When a web browser receives a document from a server it actually gets two pieces of information: the header and the body. The header contains information about the message and body. One of the most important pieces of data, called the MIME type specifies what the body of text describes. For instance, a GIF image is given the MIME type of image/gif, a JPEG image is image/jpg, and postscript is application/postscript. A class of types, chemical/*, has been created for chemical models so the MIME type for PDB files is chemical/pdb, for XYZ is chemical/xyz, etc.
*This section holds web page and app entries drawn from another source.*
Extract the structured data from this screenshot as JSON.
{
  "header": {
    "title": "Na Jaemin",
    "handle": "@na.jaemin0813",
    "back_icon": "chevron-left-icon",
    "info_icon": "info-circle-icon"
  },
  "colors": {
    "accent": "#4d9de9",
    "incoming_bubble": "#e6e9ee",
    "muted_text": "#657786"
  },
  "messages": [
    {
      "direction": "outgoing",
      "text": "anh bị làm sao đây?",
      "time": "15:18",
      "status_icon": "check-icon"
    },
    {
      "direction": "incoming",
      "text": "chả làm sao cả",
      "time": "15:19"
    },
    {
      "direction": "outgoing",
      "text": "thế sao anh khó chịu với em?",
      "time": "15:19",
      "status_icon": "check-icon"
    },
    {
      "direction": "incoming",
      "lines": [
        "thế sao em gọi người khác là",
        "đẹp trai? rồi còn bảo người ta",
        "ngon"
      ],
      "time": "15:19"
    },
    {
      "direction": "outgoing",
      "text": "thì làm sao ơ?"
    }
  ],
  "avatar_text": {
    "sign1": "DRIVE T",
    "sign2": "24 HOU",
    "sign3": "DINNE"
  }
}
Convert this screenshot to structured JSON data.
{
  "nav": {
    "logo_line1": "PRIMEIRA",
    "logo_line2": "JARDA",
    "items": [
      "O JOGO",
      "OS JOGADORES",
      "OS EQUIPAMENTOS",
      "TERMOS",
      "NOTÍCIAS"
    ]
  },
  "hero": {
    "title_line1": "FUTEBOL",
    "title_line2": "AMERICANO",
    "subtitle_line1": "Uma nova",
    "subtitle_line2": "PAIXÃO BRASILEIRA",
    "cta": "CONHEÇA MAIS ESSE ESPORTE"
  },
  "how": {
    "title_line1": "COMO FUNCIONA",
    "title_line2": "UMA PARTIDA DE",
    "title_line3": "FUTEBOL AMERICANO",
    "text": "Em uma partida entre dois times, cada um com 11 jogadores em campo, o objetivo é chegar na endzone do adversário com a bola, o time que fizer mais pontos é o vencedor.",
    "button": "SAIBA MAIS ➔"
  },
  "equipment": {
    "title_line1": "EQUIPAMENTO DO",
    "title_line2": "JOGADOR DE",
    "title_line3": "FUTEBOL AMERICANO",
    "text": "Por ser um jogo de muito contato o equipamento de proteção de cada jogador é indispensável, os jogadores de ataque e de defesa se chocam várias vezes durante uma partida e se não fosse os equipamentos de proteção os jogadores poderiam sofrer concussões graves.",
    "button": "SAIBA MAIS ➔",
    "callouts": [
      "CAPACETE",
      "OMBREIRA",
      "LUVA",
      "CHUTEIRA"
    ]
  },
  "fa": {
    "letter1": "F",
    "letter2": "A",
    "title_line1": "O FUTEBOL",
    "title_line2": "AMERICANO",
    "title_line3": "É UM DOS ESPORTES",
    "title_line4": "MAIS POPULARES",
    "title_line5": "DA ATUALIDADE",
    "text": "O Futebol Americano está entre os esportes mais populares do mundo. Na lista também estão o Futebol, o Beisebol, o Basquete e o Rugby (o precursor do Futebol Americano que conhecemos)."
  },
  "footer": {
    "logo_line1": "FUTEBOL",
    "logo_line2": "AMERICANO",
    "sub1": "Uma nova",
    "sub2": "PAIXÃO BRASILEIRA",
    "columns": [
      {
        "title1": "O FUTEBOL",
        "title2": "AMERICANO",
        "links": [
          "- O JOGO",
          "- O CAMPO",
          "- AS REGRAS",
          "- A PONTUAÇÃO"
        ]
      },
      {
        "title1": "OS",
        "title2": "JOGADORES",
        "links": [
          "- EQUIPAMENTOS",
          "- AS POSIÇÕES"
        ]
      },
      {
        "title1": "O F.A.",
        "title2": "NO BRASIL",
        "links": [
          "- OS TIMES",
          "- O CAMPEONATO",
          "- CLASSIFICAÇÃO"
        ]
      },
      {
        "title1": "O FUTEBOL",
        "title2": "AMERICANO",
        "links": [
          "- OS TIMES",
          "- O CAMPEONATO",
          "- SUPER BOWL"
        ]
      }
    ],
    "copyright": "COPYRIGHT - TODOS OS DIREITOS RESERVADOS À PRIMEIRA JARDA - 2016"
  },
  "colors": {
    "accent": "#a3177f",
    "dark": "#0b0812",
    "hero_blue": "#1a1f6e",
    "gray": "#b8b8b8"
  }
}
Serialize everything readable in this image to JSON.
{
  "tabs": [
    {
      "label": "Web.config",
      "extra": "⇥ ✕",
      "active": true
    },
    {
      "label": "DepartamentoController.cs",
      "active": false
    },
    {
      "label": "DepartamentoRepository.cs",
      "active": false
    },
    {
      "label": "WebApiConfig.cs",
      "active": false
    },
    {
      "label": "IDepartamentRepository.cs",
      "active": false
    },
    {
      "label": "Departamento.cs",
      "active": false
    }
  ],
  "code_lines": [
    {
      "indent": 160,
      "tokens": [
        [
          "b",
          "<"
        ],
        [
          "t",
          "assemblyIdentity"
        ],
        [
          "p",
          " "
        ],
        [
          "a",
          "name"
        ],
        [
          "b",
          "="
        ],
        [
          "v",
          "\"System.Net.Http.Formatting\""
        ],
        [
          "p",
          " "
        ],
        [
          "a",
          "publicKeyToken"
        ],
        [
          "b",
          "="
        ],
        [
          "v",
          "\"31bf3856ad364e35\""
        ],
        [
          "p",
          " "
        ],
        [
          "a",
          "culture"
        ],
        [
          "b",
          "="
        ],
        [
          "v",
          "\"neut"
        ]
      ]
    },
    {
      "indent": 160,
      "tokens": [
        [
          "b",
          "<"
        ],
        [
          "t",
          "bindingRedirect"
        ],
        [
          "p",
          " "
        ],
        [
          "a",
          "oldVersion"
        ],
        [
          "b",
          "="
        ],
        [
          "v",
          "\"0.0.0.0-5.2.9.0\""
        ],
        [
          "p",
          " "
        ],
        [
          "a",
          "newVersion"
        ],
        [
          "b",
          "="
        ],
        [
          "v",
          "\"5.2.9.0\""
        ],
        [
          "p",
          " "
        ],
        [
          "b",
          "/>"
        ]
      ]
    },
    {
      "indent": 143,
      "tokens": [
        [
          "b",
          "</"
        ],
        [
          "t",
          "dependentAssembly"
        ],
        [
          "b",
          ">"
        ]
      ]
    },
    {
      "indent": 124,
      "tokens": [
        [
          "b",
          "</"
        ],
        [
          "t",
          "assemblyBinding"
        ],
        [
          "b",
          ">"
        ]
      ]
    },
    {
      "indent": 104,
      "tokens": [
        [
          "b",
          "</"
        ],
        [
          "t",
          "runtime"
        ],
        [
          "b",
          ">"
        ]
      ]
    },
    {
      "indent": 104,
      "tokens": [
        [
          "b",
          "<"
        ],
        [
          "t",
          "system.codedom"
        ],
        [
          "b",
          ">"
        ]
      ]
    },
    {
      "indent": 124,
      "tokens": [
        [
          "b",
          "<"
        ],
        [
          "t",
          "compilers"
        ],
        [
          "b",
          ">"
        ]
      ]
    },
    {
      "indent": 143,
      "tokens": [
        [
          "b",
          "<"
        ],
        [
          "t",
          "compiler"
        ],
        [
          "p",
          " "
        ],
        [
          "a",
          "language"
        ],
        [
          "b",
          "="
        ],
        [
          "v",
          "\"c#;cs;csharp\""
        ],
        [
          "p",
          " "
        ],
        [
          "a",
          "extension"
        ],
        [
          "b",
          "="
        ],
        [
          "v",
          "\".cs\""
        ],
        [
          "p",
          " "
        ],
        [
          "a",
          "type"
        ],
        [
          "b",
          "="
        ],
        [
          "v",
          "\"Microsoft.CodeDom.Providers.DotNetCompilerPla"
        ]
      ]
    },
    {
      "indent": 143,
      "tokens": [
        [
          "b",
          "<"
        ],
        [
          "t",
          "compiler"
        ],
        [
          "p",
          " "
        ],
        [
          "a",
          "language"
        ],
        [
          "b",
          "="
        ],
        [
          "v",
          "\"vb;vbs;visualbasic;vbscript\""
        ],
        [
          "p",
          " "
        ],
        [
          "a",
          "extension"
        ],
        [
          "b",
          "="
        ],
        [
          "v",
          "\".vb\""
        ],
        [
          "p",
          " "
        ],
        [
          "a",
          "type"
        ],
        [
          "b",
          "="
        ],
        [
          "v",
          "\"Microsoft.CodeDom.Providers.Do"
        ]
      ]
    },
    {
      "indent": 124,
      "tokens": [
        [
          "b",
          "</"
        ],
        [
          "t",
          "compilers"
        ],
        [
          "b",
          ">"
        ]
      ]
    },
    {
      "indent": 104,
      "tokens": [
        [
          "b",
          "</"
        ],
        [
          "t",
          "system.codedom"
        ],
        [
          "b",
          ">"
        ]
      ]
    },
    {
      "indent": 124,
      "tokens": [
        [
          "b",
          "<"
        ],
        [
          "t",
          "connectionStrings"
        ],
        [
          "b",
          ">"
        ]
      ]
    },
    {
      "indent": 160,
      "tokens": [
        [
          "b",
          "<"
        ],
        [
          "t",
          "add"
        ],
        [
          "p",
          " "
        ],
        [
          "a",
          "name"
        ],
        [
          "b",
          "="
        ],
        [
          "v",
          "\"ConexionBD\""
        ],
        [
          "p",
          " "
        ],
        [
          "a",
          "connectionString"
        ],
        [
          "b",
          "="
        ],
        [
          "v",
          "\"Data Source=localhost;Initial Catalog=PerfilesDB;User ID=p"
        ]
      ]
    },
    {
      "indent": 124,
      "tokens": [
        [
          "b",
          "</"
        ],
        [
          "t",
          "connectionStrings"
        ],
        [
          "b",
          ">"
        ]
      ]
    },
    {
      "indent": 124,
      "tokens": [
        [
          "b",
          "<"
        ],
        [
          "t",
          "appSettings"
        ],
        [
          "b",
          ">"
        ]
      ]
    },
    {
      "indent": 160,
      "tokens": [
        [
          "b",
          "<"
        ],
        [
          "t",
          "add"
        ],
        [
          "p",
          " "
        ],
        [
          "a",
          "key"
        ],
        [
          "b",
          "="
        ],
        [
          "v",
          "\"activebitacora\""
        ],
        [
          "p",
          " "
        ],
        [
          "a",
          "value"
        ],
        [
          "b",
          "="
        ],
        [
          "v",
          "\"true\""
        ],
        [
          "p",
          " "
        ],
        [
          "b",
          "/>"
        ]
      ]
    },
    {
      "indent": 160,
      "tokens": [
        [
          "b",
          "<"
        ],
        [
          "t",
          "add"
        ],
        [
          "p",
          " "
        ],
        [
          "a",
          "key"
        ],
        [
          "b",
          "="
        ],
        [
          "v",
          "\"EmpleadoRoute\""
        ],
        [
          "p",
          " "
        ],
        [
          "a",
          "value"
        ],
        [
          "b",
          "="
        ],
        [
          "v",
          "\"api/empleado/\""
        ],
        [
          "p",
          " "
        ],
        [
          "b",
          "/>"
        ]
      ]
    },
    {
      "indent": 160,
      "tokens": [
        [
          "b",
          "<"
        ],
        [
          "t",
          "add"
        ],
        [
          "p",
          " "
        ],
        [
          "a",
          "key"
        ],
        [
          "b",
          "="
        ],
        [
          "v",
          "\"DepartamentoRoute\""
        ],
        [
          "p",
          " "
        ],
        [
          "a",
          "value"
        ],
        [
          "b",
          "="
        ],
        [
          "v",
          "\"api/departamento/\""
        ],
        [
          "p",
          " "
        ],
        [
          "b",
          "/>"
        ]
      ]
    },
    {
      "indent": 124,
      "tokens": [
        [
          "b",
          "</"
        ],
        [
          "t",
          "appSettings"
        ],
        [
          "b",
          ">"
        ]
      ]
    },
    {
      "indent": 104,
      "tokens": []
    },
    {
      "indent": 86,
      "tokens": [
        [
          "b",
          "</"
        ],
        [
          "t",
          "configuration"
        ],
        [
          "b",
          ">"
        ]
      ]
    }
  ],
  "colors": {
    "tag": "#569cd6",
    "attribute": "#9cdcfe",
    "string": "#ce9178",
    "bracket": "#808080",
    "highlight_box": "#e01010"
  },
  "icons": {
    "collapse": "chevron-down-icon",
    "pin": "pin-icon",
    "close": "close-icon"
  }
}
The web browser uses the MIME type to determine how to view the body of the message. Some of the documents are viewed by the browser itself, like text/html which describes HTML documents. In other cases, the browser has to start up another application. From here on, we'll describe how Mosaic and Netscape do this. First, it saves the incoming message body to a temporary file. It then scans the global and local mailcap files to determine which application is used to view the given MIME type. The application, which must take a file name on the command line, is then executed. When the application exits, the temporary file is deleted.